Commit today that as the Spirit of God leads you, you will exercise wisdom to govern the natural areas of your life. In this regard, you will never fail or fall!
Tomorrow’s Reading: Judges 17:1-18:31; John 3:1-21; Psalm 104:1-23; Proverbs 14:20-21
Judges 13:1-14:20; John 1:29-51; Psalm 102:1-28; Proverbs 14:15-16
You can never overlook the power of God’s Spirit at work in your life. Whenever the Spirit comes into your life, He brings the supernatural power of God. Samson was a special child because he was the answer to his parent’s prayers. They had to commit to a Nazarite lifestyle for him. They were willing to do whatever was necessary because they so desperately wanted a child.
What set Samson apart from all the other Judges of Israel was that Samson was full of the Spirit of God. As a young boy, Samson grew deeper and deeper in the Holy Spirit. His consecration as a Nazarite qualified him to receive the Spirit’s help and power. The same was true for Jesus.
When Jesus was baptized, the Holy Spirit descended upon Him. The Holy Spirit is God’s seal upon His people. The Spirit empowers us to live for God. The Spirit empowers us to walk in miracles, signs and wonders. The Holy Spirit enlivens our prayers and causes change to happen. Samson needed the Holy Spirit. Jesus needed the Holy Spirit. The early Apostles needed the Holy Spirit. And, you and I need the Spirit of God to lead us and guide us each and every day.
Ask the Holy Spirit to enter your life and fill you to overflowing. Ask Him to direct you every moment of every day! Your very life depends on it.
Tomorrow’s Reading: Judges 15:1-16:31; John 2:1-25; Psalm 103:1-22; Proverbs 14:17-19
Judges 11:1-12:15; John 1:1-28; Psalm 101:1-8; Proverbs 14:13-14
Have you ever been rejected? It is never a good feeling. It is even worse when you are rejected by your family. Jephthah felt this. His father was a renowned man but his mother was a prostitute. He was discredited and his half-brothers exiled him once he became a man.
He went to a place called Tob. In the Hebrew, Tob means good.
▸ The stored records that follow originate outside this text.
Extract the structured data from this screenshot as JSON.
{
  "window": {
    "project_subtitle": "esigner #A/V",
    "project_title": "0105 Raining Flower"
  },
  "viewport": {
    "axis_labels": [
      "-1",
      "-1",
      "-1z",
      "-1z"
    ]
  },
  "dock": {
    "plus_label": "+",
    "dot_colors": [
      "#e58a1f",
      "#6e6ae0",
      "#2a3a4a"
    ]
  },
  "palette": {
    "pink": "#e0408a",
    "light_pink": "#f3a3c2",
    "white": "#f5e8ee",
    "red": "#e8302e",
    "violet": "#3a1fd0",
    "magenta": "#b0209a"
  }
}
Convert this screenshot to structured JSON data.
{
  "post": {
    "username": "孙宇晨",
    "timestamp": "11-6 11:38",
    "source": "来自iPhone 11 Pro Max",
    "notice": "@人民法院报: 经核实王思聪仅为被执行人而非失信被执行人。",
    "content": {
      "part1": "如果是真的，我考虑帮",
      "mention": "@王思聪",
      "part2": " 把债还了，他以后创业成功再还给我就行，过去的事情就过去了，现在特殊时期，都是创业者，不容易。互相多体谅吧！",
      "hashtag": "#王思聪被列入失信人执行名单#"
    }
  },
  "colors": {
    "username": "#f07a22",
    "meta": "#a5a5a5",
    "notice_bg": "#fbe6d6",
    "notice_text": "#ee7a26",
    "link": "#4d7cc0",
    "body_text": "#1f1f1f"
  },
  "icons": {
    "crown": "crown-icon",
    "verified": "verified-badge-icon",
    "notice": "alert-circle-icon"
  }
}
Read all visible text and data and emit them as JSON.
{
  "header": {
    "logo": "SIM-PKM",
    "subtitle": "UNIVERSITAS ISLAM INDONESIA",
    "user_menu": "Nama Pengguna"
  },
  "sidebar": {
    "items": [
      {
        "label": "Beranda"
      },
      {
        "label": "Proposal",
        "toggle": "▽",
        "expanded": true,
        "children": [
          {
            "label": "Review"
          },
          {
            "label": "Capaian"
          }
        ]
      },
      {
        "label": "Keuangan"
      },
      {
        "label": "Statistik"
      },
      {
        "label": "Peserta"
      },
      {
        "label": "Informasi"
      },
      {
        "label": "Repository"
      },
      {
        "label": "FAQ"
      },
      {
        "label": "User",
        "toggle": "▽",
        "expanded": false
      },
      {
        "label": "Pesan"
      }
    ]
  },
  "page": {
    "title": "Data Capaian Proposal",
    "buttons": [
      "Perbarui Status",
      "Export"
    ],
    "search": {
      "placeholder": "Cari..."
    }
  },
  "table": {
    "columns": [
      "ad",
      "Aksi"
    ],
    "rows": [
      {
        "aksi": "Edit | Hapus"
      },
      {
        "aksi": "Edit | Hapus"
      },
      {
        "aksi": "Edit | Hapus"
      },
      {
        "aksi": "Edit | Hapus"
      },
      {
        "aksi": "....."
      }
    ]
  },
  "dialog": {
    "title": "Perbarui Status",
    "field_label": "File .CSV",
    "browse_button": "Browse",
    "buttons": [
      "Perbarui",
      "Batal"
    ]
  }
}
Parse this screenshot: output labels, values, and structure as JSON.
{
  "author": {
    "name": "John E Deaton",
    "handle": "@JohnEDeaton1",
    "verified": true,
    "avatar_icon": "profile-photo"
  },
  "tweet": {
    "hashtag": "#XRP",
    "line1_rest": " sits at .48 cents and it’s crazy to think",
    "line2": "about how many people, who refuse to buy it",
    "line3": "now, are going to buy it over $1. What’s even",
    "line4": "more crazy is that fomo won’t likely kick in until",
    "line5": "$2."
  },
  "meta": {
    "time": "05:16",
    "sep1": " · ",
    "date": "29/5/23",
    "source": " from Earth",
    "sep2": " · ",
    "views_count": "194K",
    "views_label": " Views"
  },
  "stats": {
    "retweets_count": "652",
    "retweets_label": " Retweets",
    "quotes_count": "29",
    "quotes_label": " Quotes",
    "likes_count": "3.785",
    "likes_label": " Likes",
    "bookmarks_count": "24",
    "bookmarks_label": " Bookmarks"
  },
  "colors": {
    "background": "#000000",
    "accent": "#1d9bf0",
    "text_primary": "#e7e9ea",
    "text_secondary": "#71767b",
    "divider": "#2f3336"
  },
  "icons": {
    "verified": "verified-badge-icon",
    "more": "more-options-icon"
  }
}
Jephthah went to a good land but what did he do? He hung out with worthless people. You see, rejection can eat away at your esteem in such a way that you will only find comfort around others of low self-worth.
Jephthah’s behavior was only a cover for a mighty warrior that lived within. How many mighty men and women of valor are languishing in squalor because no one believed in them? In the face of rejection, Jephthah choose a lesser path. Don’t let the rejection of others cause you to undervalue who you are in God’s eyes. As Jephthah proved, he could be a great leader if he only believed in himself. God always believes in us.
Tomorrow’s Reading: Judges 13:1-14:20; John 1:29-51; Psalm 102:1-28; Proverbs 14:15-16